▶ [Action item]:
Every line below that contains the word "Hone" must be copied.

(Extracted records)
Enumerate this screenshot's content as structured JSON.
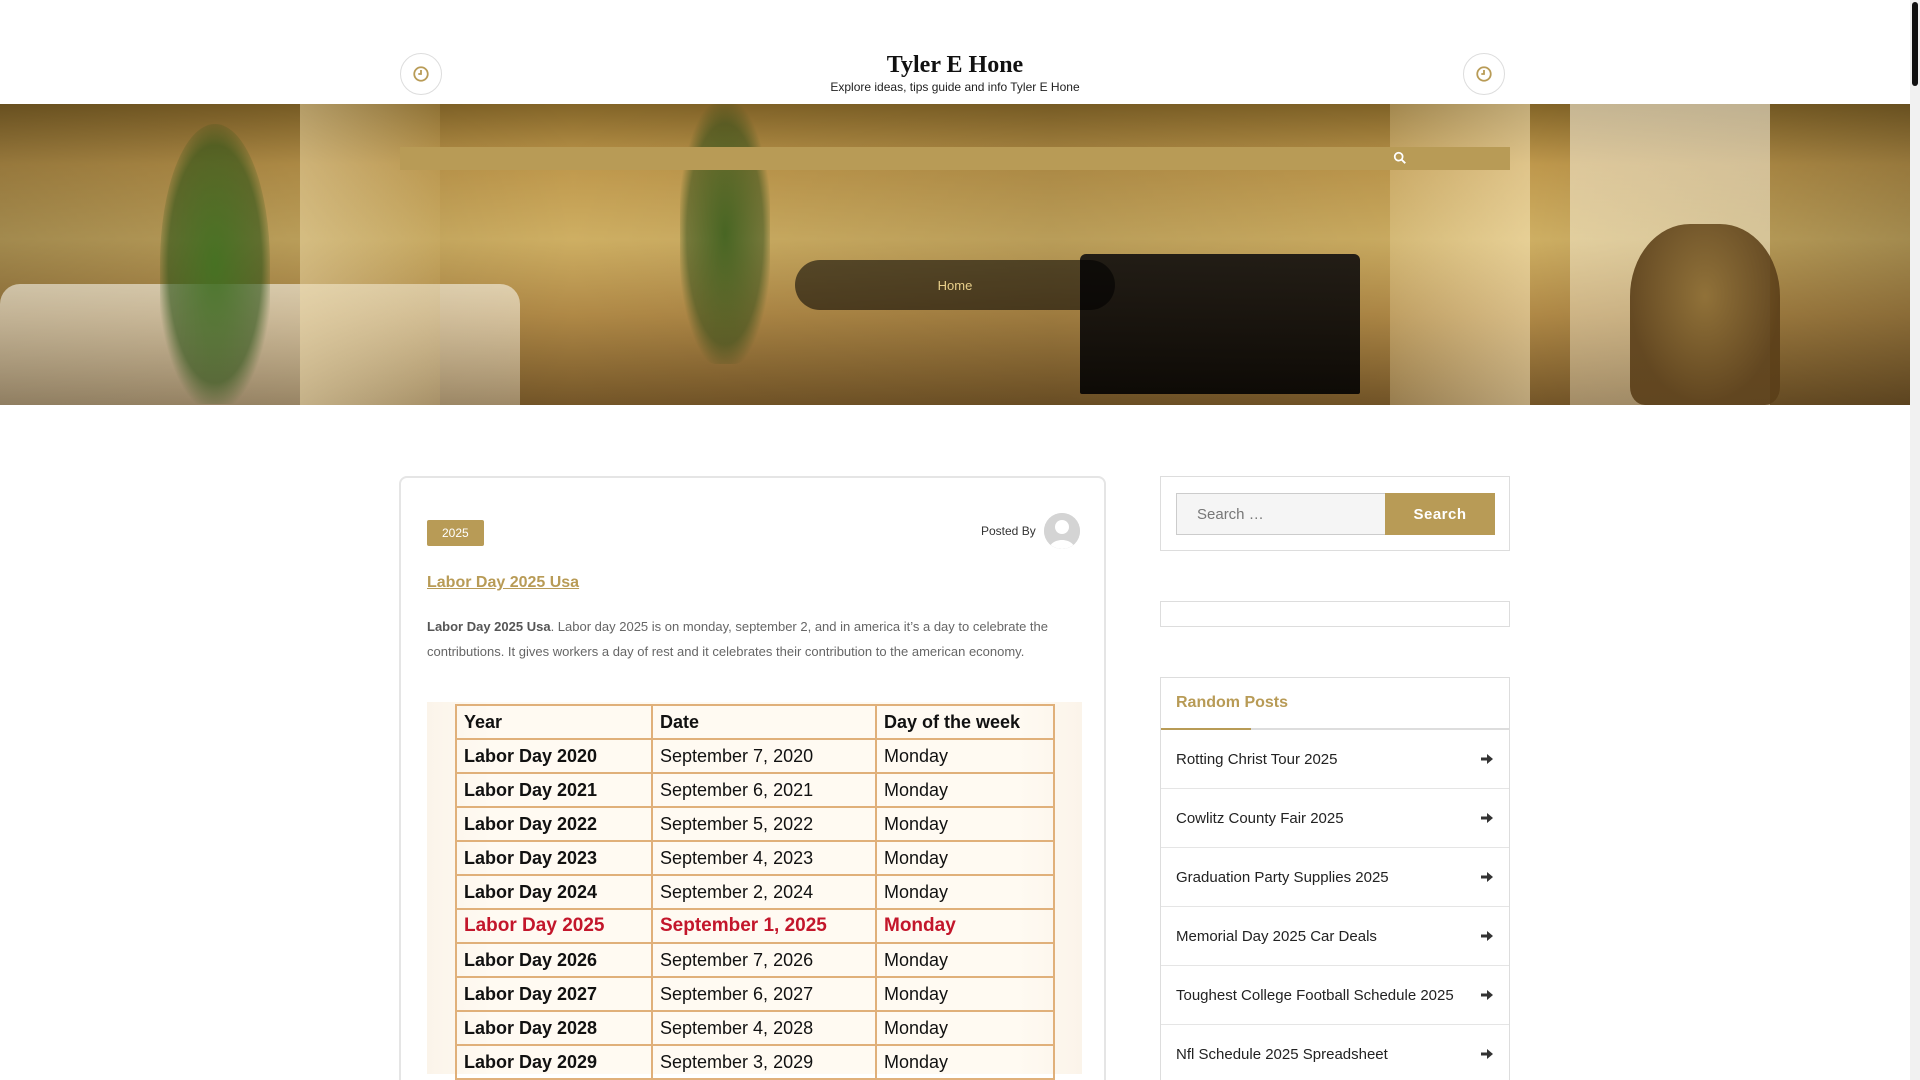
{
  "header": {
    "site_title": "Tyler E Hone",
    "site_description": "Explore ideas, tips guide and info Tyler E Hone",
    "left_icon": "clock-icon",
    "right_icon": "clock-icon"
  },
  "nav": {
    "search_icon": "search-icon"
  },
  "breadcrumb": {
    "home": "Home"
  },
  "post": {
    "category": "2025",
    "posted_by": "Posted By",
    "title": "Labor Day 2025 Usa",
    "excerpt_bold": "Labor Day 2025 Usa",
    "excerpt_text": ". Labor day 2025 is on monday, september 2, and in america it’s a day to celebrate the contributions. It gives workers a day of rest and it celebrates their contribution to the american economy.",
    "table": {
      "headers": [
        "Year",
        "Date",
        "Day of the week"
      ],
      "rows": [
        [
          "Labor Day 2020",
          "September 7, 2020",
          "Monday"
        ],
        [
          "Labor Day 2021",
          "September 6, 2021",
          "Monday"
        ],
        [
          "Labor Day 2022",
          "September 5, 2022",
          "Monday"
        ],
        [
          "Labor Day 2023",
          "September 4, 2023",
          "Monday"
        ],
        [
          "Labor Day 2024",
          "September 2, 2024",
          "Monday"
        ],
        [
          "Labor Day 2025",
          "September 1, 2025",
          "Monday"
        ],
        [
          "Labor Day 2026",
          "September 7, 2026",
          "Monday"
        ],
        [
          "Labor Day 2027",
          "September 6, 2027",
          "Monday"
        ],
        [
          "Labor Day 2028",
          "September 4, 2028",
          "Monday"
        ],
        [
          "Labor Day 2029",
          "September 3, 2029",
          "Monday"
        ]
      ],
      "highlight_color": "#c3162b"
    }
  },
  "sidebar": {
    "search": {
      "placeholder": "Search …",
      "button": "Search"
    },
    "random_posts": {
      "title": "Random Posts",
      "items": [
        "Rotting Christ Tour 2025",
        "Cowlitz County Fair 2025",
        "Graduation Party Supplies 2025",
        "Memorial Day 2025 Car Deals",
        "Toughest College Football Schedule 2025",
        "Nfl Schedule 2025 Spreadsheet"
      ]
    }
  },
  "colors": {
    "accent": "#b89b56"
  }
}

▶ [Answer space]:
    "site_title": "Tyler E Hone",
    "site_description": "Explore ideas, tips guide and info Tyler E Hone",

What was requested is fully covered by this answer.